While talking about time, ever wondered about 'clockwise' and why analogue clocks and watches turn in that particular direction? It wasn't a 50/50 chance where some watchmaker picked a direction and all the others went: "Woa man, that's the coolest way to turn we'll all copy that!" It is because that's the way the shadow moves on a sundial in the Western Hemisphere. Early clocks had only one hand because most clock users weren't interested in minutes and seconds and one hand was much like the single gnomon of a sundial.

Next time you look at your analogue watch you're looking at a simulated sundial marking out a time system developed by some clever Iraqi mathematicians millennia ago.

Upper Case and Lower Case

My laptop has a Caps Lock to switch between capitals and small letters. Capitals are often described as upper case and the smaller ones as lower case.

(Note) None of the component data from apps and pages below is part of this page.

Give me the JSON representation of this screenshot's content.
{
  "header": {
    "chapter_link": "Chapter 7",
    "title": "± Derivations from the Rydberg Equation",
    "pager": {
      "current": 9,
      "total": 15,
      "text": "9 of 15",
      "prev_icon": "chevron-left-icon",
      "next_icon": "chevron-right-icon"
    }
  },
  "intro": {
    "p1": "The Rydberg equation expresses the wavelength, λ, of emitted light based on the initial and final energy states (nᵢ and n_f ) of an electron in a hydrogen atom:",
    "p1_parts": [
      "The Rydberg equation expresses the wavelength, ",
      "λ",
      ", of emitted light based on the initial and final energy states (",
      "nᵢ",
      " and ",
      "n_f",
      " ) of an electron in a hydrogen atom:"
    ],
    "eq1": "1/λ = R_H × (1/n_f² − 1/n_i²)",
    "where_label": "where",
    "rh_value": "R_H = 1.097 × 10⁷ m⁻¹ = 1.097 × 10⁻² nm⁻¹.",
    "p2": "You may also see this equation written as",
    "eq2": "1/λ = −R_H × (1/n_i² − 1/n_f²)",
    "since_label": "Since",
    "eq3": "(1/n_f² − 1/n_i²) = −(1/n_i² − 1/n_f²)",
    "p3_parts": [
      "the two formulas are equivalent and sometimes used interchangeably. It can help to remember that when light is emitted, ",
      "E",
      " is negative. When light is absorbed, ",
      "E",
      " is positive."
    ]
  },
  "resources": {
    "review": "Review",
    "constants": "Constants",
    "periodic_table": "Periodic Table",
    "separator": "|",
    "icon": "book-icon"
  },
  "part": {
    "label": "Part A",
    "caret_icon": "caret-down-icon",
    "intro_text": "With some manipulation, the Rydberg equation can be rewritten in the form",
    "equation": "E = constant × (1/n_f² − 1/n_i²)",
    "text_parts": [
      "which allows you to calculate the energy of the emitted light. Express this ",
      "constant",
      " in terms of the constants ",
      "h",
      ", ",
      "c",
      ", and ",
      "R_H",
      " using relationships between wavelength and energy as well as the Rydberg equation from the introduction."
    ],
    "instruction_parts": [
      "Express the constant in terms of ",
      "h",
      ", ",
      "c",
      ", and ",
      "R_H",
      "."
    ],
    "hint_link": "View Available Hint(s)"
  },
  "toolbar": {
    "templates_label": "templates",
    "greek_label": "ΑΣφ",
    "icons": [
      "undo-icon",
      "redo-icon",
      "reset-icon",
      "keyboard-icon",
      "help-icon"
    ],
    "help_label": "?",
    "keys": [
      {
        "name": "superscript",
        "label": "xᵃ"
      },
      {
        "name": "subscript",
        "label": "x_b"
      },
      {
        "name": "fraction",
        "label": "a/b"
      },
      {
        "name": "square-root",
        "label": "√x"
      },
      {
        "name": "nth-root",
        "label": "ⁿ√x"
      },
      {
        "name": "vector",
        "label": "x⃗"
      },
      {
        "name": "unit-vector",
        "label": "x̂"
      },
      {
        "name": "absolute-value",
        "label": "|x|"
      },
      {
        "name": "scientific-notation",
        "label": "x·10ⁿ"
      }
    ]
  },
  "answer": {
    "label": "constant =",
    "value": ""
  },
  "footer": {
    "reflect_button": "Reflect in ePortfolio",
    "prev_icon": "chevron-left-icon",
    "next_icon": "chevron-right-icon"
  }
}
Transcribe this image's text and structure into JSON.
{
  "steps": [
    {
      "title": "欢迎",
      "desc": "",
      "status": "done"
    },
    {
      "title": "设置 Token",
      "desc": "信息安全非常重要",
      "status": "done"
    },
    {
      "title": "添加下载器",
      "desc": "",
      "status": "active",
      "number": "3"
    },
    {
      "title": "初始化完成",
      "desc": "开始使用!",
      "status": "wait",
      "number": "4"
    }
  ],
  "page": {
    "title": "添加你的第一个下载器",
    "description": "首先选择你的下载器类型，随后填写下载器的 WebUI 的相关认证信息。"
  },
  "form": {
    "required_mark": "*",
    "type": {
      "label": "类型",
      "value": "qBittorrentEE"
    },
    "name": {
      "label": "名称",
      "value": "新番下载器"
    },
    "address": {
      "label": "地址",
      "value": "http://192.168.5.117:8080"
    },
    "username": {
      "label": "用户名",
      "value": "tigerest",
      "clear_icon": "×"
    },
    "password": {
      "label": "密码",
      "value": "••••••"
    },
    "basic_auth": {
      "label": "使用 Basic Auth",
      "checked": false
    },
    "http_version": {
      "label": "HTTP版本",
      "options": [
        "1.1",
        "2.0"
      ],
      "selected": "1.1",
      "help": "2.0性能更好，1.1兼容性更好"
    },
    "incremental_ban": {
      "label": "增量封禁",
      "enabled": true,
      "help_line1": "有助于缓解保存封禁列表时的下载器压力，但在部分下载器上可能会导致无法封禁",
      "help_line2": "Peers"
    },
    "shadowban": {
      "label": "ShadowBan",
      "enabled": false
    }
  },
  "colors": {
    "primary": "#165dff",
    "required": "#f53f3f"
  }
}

Ever wondered why?

In the days before electrons were troubled to create letters on screens, or lasers cured plastic on paper, or ink was sprayed with microscopic precision, it was lumps of lead held in a frame pressing ink to leave the required mark.  Individual dies - or type - were required for each letter and punctuation mark, small letters, used more were held in open racks or cases close to the typesetter and capitals, that were less heavily used were held in cases above them. So in the lower cases were the small letters and in the upper cases the capitals.

Wedding Ring - Fourth Finger Left Hand

We humans are creative beings. Sadly we spend a lot of that creativity hating and developing ways to hurt our fellows. On the up side, we spend even more of it decorating ourselves; be it with snazzy clothes, interesting hairstyles, beards that look like semi-colons for the chin or add-ons like tattoos or rings through our noses and ears. All these have been going on since we've been around since we've painting amazing hunting scenes in caves or 'Wodder's a Jerk' with a spray can on the side of a garage.

Most of why we do these things are so ancient we've forgotten why. One I know about is wedding and engagement rings. In Western culture (I don't mean cowboys culture thought its a subset.) if you meet 'The One' and want to make it formal and engagement ring is the start followed by a wedding ring after the joining ceremony. Why is it that particular finger?

Well what is dominant in the Western culture today and pushing its way into others started off as an Ancient Egyptian tradition. Our Egyptian cousins believed there was a blood vessel that lead straight to the heart and there was been a belief that that is where emotions are seated since probably before we used to daub 'Ugh is a jerk' with mud-based paint in caves. Doing so is putting a ring around the heart.

It started with the Eyptians, was borrowed by the Ancient Romans and the rest is history, or bang up-to-date, depending what day it is.

Oh yeah, it doesn't have to involve diamonds.


This is a lazy one. The dashboard in your car holds all the dials, buttons and probably computer screens by the time this is published. That's not what it once was. It was the board on a cart or carriage that shielded the driver from being dashed with mud and dirt from the road. Think, they'll be dashboards on spacecraft in the future.

Don't worry, I'm not going to talk about why men and women's buttons are on different sides, though it's worth looking up. Let's do one more, even lazier.


'Car' is short for 'Horseless Carriage' and Iron is short for 'Smoothing Iron' and mine isn't iron. I do the ironing with an assembly of plastic, aluminium and copper. There's probably a little iron in there with the lead solder. Yep, irons used be shaped lumps of, well, iron heated over the fire then pressed on to clothes to, clothes.

Maybe future washing machines will deliver laundered clothes fully pressed, I wonder if they'll have a little icon of an iron to show when the the ironing process is underway.

Useful Links

Learn More about the Sumer Civilisation - a brief summary from San José State University.
A Summary of how the Sumerians 'created' time. - a less flippant explanation about Summer and time.